─── Record extracts ───

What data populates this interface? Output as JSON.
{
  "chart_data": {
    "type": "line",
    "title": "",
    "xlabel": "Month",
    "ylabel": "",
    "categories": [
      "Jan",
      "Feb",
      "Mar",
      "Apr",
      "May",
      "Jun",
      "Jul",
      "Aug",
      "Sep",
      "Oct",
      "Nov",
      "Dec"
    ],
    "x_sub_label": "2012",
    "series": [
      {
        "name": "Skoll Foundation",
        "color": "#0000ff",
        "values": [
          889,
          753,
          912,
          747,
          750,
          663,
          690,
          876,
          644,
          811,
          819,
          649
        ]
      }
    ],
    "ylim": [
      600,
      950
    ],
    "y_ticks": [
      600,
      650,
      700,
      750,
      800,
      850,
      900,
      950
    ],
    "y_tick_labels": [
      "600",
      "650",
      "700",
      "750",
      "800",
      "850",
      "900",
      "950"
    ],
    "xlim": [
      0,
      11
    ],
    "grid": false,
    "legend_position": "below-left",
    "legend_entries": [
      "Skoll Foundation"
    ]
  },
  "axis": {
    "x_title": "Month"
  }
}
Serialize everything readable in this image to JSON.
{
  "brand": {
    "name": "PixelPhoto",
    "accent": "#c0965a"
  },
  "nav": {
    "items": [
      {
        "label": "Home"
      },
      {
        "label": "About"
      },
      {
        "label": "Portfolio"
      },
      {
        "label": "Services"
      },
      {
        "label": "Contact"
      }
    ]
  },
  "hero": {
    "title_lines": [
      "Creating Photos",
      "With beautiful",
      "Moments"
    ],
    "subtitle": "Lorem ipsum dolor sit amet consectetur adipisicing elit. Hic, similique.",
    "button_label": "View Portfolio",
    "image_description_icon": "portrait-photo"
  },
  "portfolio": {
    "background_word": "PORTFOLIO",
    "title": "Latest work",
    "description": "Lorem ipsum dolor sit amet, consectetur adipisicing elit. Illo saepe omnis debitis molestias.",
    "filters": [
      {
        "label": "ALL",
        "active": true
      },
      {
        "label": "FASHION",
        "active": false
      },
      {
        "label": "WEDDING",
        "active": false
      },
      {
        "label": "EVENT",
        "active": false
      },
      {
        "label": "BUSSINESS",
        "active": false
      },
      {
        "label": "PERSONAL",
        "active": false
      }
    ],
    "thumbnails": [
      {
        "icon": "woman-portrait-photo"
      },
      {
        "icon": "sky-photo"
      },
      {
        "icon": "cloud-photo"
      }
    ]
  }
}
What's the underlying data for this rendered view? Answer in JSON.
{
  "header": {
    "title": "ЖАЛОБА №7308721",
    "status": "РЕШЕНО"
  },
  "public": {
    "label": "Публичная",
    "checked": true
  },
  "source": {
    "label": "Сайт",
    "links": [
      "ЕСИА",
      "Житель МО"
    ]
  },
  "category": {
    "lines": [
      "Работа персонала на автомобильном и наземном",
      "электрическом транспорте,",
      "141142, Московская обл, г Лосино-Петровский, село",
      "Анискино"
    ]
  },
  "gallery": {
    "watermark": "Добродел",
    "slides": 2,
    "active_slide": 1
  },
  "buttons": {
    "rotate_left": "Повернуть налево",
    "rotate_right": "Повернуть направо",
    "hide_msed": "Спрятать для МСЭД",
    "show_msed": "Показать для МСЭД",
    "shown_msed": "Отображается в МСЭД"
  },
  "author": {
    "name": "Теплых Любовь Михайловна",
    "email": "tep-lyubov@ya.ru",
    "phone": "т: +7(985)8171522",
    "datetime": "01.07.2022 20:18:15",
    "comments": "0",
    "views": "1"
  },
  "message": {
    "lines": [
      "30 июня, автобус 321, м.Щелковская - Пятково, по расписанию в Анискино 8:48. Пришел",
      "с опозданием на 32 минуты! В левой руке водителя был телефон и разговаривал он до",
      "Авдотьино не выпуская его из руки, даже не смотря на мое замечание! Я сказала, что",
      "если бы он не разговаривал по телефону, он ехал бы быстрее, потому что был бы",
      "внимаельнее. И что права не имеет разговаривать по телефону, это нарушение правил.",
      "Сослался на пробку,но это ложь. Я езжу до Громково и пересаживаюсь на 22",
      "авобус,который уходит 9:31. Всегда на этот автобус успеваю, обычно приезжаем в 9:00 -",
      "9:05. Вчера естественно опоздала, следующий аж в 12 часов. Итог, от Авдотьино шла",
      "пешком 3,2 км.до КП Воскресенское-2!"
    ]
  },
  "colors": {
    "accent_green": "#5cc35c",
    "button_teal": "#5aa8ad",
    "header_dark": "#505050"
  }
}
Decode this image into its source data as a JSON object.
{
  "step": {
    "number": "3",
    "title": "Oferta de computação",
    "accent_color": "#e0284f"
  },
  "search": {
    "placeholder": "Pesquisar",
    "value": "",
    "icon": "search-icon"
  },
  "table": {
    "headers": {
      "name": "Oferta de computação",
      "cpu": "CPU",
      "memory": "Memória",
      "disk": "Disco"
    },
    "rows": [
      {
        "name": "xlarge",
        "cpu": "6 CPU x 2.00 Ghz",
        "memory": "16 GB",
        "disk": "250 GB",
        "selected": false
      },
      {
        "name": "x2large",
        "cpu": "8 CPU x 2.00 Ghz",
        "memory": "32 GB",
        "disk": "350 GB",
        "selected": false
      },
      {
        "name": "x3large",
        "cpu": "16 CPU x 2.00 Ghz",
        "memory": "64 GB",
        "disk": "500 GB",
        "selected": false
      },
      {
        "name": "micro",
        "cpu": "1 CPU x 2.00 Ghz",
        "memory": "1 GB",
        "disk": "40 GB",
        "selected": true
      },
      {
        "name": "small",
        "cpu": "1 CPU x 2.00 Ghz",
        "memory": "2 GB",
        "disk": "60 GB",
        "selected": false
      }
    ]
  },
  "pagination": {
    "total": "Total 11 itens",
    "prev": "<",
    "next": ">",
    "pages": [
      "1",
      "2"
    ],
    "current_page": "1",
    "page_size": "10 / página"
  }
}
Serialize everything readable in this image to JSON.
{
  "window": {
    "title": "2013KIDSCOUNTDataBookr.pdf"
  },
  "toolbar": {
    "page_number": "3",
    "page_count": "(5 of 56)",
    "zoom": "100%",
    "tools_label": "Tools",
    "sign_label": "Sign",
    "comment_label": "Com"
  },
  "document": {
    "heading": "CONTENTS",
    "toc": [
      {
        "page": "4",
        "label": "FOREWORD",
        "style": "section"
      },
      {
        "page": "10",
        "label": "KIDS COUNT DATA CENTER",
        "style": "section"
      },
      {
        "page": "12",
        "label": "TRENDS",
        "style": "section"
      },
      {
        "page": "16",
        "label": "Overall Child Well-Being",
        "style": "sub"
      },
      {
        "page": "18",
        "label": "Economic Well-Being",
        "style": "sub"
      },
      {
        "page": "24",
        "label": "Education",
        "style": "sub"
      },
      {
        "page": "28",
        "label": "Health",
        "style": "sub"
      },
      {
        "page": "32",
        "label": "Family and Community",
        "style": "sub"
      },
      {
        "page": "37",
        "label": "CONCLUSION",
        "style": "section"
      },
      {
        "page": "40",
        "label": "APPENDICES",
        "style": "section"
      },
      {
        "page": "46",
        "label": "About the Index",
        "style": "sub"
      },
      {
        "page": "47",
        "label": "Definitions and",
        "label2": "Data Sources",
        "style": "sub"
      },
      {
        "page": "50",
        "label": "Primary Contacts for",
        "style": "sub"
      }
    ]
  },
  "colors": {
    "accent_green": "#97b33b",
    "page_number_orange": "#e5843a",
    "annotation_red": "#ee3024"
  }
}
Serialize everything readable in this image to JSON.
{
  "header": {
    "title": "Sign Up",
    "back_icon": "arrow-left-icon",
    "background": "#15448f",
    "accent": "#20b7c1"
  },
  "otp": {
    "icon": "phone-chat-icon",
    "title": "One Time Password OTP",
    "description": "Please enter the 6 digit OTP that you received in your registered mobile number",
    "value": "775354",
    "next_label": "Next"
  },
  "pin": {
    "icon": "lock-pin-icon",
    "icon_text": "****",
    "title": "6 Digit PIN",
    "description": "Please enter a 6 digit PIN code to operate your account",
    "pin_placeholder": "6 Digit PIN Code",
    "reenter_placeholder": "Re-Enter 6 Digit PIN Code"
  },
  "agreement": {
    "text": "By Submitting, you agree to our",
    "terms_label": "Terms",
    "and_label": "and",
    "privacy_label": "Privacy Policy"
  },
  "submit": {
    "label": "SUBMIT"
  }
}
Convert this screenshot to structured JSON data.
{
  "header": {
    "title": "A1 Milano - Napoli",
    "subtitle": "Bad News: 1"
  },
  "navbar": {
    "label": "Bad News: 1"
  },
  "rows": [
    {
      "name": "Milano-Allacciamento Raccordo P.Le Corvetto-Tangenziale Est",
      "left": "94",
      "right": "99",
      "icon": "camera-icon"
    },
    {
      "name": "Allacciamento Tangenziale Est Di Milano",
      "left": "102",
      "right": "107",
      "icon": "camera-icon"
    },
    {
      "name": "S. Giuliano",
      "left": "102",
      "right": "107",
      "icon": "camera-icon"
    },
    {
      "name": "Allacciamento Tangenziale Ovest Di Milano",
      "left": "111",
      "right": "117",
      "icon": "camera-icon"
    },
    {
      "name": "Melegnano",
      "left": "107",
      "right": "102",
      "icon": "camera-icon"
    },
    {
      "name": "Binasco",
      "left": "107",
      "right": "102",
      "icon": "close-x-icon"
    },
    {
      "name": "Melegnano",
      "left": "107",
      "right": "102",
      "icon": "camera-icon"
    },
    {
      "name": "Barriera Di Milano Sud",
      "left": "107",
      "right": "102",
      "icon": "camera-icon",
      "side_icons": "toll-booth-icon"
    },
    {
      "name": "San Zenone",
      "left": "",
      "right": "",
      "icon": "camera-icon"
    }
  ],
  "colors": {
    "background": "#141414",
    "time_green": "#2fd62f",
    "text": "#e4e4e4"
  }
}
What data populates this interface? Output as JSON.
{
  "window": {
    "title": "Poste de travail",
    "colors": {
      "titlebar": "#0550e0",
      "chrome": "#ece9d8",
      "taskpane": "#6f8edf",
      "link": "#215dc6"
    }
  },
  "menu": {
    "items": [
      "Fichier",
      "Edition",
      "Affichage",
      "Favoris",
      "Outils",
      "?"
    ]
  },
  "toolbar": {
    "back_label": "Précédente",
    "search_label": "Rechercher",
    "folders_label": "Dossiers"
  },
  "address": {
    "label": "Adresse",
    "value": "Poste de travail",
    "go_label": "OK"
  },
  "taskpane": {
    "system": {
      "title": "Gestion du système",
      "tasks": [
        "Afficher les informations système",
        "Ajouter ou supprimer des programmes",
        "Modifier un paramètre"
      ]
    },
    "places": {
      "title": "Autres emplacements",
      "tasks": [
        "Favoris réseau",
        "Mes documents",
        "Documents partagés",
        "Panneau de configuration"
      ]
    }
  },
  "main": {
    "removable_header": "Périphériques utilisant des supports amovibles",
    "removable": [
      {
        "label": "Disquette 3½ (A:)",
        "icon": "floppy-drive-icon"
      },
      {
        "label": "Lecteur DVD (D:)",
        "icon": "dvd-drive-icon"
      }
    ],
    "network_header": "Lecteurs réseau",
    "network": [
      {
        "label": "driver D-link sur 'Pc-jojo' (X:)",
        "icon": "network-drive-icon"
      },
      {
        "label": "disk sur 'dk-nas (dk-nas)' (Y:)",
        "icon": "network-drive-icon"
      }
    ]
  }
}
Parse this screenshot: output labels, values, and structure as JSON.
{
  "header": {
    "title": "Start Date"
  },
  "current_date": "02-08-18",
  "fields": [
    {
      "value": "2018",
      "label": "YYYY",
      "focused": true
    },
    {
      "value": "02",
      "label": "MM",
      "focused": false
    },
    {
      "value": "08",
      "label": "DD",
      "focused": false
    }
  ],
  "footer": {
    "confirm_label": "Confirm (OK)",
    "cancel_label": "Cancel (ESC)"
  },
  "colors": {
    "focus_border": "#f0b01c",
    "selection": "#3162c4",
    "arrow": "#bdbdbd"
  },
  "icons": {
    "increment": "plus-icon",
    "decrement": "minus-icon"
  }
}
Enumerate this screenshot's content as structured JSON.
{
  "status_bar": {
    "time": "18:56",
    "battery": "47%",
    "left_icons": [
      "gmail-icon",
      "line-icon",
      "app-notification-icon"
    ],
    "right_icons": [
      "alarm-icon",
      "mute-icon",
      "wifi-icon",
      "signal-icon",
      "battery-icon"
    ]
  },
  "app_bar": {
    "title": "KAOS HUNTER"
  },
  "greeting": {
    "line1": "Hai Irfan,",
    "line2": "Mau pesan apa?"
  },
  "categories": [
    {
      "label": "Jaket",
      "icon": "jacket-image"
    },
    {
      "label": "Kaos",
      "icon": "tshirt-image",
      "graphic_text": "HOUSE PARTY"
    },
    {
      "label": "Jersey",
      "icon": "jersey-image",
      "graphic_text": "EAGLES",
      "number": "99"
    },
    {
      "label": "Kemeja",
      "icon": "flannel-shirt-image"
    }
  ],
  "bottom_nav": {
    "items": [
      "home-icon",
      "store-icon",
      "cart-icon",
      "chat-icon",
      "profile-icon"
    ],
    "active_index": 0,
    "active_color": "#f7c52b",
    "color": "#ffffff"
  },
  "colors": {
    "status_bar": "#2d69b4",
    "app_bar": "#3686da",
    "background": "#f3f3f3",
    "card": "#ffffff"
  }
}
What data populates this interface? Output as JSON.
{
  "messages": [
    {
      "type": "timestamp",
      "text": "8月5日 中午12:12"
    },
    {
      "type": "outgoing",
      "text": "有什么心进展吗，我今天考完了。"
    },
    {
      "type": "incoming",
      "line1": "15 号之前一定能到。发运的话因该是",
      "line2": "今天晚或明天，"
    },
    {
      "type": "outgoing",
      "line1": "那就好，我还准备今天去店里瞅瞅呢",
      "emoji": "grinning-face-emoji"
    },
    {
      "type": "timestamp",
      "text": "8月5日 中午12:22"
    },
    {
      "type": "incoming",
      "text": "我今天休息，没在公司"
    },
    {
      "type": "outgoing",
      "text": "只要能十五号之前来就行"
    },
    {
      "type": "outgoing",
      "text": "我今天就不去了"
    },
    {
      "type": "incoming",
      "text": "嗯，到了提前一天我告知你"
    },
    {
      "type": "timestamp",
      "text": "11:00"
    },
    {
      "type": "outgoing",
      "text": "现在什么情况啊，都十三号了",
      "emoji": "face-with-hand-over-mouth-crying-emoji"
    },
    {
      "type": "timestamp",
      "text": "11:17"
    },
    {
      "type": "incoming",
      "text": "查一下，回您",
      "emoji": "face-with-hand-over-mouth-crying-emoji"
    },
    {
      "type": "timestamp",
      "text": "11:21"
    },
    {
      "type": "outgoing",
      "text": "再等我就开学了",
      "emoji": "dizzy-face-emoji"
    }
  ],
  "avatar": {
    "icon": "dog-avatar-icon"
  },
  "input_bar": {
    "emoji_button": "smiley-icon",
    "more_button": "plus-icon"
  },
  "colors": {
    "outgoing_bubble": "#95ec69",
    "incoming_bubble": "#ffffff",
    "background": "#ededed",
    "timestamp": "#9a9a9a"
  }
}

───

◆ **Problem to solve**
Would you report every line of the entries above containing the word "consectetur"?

◆ **Response area**
    "subtitle": "Lorem ipsum dolor sit amet consectetur adipisicing elit. Hic, similique.",
    "description": "Lorem ipsum dolor sit amet, consectetur adipisicing elit. Illo saepe omnis debitis molestias.",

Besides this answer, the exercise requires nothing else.